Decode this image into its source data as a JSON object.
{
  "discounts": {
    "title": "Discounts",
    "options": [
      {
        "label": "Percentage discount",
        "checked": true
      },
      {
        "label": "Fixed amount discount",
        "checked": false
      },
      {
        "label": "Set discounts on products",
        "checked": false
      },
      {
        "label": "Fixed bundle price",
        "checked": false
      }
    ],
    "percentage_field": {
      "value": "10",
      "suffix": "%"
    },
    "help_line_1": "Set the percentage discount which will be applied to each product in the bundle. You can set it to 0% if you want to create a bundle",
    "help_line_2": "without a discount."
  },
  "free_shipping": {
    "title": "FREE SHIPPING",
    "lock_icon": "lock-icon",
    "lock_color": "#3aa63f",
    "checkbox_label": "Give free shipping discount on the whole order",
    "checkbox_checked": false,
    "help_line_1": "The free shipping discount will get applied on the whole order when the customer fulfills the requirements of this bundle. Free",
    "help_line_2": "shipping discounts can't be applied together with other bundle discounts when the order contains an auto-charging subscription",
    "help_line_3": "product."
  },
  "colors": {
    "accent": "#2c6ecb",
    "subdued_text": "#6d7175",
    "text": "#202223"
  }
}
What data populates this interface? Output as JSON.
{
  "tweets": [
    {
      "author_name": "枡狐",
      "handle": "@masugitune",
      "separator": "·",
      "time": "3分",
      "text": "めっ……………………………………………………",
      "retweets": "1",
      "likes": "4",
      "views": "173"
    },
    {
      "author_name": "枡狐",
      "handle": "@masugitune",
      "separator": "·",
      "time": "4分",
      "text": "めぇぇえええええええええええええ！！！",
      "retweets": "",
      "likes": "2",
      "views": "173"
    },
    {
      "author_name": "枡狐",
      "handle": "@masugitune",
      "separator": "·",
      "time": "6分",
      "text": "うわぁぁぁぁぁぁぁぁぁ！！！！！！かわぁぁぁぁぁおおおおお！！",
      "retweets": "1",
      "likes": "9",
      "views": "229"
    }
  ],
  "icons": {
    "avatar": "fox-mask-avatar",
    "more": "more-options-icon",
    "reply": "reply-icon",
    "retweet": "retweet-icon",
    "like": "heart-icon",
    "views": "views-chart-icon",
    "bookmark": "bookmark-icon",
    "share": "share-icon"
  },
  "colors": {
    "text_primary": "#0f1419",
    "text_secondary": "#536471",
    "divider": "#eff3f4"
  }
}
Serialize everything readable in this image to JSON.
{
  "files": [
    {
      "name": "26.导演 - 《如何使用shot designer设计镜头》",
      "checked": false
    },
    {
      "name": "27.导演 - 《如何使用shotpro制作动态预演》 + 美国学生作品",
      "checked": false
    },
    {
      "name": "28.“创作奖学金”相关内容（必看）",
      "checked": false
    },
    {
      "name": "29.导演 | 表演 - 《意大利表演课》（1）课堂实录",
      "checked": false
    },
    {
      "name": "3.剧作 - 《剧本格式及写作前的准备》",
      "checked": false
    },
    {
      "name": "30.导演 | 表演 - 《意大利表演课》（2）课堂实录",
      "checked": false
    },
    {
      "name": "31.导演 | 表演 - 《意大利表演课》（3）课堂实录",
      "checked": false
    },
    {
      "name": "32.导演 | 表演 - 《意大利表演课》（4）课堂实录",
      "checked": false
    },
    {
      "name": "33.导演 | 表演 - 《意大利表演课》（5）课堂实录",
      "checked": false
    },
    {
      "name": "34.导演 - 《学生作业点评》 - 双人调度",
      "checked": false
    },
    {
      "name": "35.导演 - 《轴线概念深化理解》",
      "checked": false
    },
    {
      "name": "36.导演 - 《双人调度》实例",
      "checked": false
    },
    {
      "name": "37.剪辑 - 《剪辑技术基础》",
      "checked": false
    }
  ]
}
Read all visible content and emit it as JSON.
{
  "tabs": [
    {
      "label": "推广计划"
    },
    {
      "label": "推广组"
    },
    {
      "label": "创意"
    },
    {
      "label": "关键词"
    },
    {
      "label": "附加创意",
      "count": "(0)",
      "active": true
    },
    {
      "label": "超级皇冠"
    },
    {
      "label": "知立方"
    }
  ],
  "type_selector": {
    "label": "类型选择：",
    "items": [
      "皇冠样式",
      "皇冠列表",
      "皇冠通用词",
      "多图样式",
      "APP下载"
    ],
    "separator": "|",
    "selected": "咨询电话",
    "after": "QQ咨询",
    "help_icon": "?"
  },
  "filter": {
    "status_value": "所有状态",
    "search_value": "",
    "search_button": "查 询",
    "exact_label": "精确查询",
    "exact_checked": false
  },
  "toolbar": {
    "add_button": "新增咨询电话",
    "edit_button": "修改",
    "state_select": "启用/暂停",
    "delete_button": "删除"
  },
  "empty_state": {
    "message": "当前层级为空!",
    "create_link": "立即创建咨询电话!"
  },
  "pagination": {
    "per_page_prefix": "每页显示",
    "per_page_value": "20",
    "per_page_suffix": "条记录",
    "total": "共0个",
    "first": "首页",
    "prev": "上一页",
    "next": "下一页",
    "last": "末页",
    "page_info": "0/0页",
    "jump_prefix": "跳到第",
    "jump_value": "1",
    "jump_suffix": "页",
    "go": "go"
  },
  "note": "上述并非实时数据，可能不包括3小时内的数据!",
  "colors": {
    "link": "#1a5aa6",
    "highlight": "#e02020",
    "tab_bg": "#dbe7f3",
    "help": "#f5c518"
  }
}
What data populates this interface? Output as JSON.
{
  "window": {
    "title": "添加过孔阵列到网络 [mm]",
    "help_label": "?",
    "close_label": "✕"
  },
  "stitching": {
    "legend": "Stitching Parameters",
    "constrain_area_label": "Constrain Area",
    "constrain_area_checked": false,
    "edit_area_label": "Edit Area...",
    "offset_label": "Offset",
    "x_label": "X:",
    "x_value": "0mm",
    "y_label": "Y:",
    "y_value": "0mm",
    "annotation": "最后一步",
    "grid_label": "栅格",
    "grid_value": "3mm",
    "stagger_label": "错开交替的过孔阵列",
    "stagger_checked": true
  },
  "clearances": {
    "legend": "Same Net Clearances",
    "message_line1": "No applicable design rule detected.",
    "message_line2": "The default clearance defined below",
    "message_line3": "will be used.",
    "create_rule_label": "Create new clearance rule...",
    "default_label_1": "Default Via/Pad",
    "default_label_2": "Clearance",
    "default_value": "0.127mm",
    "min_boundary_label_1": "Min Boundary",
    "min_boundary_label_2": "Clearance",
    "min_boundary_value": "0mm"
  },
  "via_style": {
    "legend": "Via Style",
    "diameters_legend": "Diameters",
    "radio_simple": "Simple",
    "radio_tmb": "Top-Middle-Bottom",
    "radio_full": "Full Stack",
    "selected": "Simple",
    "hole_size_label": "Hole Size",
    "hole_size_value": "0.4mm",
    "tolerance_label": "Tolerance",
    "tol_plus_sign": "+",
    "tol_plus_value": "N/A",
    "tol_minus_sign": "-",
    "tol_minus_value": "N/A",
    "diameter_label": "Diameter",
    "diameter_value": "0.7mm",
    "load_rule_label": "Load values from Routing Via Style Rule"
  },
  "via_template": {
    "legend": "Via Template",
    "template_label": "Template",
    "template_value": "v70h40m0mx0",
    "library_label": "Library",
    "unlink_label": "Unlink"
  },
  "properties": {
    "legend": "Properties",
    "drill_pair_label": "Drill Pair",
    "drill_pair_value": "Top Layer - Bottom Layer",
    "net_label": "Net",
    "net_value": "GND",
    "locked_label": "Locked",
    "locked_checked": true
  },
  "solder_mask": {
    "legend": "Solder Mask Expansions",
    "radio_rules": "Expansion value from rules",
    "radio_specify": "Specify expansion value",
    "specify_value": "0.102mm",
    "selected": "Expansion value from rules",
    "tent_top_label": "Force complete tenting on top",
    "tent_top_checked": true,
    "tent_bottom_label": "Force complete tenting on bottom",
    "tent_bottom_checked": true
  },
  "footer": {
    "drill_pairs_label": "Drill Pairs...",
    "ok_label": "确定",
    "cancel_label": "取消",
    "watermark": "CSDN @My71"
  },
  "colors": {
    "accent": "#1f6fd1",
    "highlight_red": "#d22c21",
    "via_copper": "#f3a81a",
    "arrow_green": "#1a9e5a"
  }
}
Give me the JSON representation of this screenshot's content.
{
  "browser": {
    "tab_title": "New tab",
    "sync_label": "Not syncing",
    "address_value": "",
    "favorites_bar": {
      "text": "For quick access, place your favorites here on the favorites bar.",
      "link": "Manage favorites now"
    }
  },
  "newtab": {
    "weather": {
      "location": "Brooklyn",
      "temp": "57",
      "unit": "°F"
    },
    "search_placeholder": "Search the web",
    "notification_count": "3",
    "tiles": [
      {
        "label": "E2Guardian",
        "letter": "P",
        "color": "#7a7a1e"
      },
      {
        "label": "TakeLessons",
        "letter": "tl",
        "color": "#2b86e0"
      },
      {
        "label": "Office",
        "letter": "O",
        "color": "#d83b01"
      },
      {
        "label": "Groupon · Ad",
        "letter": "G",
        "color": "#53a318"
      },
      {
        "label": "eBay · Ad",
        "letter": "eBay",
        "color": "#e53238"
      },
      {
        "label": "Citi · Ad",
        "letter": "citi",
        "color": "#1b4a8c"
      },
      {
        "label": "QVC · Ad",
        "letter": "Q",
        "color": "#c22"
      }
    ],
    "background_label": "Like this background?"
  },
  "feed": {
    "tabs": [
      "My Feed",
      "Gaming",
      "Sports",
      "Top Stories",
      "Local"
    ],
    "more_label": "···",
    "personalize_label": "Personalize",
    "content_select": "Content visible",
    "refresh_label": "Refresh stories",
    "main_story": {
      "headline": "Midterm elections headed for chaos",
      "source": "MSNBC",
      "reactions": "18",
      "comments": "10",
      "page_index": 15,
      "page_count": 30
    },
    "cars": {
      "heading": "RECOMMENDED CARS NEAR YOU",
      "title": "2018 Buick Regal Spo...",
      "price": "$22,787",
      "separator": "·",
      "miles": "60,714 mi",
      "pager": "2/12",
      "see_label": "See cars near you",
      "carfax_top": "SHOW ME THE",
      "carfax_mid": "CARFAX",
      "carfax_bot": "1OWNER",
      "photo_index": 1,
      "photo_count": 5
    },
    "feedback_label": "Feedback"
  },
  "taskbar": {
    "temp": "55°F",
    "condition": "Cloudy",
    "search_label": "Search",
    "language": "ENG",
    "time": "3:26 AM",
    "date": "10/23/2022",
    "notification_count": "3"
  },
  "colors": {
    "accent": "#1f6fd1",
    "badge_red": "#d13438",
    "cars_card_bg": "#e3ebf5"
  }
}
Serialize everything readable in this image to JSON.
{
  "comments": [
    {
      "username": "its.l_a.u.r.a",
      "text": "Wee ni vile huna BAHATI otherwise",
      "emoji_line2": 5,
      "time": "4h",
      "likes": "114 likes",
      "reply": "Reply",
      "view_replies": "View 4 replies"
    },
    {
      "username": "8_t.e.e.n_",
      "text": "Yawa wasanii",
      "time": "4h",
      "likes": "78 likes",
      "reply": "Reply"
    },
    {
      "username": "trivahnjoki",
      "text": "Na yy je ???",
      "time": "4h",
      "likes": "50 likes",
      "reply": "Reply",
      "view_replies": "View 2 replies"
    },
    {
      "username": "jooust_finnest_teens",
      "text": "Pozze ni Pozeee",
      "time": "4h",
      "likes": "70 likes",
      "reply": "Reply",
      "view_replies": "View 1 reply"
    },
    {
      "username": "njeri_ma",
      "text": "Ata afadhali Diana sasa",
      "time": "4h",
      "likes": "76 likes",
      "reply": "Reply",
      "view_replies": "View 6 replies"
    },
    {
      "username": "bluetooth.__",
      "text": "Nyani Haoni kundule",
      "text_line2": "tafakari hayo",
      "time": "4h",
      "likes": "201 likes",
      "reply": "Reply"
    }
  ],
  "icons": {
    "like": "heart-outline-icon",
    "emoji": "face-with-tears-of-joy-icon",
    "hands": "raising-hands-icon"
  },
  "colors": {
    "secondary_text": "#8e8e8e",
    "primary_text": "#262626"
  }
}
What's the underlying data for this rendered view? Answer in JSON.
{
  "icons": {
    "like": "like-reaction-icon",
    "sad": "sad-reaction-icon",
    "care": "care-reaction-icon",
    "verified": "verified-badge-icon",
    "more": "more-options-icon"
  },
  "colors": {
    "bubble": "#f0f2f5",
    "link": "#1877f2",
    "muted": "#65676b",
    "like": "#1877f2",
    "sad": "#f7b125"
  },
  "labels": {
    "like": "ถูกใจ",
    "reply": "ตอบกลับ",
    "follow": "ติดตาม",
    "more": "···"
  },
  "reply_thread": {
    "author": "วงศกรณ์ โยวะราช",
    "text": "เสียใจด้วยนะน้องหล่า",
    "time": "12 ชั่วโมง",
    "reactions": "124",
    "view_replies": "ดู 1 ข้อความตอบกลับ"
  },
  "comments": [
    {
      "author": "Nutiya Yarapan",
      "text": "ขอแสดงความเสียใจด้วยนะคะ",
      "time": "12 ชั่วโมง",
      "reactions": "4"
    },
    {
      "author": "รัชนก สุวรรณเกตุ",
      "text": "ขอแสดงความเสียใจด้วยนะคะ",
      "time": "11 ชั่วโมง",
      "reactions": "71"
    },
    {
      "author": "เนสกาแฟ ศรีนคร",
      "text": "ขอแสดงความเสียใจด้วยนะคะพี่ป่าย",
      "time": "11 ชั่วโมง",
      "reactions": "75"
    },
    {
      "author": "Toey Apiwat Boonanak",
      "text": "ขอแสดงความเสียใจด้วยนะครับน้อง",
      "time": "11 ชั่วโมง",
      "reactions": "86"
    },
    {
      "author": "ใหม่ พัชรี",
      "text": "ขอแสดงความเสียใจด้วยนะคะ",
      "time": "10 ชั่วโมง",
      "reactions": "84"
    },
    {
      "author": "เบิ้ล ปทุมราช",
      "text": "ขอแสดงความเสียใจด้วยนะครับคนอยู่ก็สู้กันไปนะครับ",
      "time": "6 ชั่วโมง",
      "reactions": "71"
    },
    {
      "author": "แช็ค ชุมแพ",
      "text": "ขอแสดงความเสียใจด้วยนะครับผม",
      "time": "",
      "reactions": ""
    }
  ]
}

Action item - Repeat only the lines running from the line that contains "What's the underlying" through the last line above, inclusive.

Answer box -
What's the underlying data for this rendered view? Answer in JSON.
{
  "icons": {
    "like": "like-reaction-icon",
    "sad": "sad-reaction-icon",
    "care": "care-reaction-icon",
    "verified": "verified-badge-icon",
    "more": "more-options-icon"
  },
  "colors": {
    "bubble": "#f0f2f5",
    "link": "#1877f2",
    "muted": "#65676b",
    "like": "#1877f2",
    "sad": "#f7b125"
  },
  "labels": {
    "like": "ถูกใจ",
    "reply": "ตอบกลับ",
    "follow": "ติดตาม",
    "more": "···"
  },
  "reply_thread": {
    "author": "วงศกรณ์ โยวะราช",
    "text": "เสียใจด้วยนะน้องหล่า",
    "time": "12 ชั่วโมง",
    "reactions": "124",
    "view_replies": "ดู 1 ข้อความตอบกลับ"
  },
  "comments": [
    {
      "author": "Nutiya Yarapan",
      "text": "ขอแสดงความเสียใจด้วยนะคะ",
      "time": "12 ชั่วโมง",
      "reactions": "4"
    },
    {
      "author": "รัชนก สุวรรณเกตุ",
      "text": "ขอแสดงความเสียใจด้วยนะคะ",
      "time": "11 ชั่วโมง",
      "reactions": "71"
    },
    {
      "author": "เนสกาแฟ ศรีนคร",
      "text": "ขอแสดงความเสียใจด้วยนะคะพี่ป่าย",
      "time": "11 ชั่วโมง",
      "reactions": "75"
    },
    {
      "author": "Toey Apiwat Boonanak",
      "text": "ขอแสดงความเสียใจด้วยนะครับน้อง",
      "time": "11 ชั่วโมง",
      "reactions": "86"
    },
    {
      "author": "ใหม่ พัชรี",
      "text": "ขอแสดงความเสียใจด้วยนะคะ",
      "time": "10 ชั่วโมง",
      "reactions": "84"
    },
    {
      "author": "เบิ้ล ปทุมราช",
      "text": "ขอแสดงความเสียใจด้วยนะครับคนอยู่ก็สู้กันไปนะครับ",
      "time": "6 ชั่วโมง",
      "reactions": "71"
    },
    {
      "author": "แช็ค ชุมแพ",
      "text": "ขอแสดงความเสียใจด้วยนะครับผม",
      "time": "",
      "reactions": ""
    }
  ]
}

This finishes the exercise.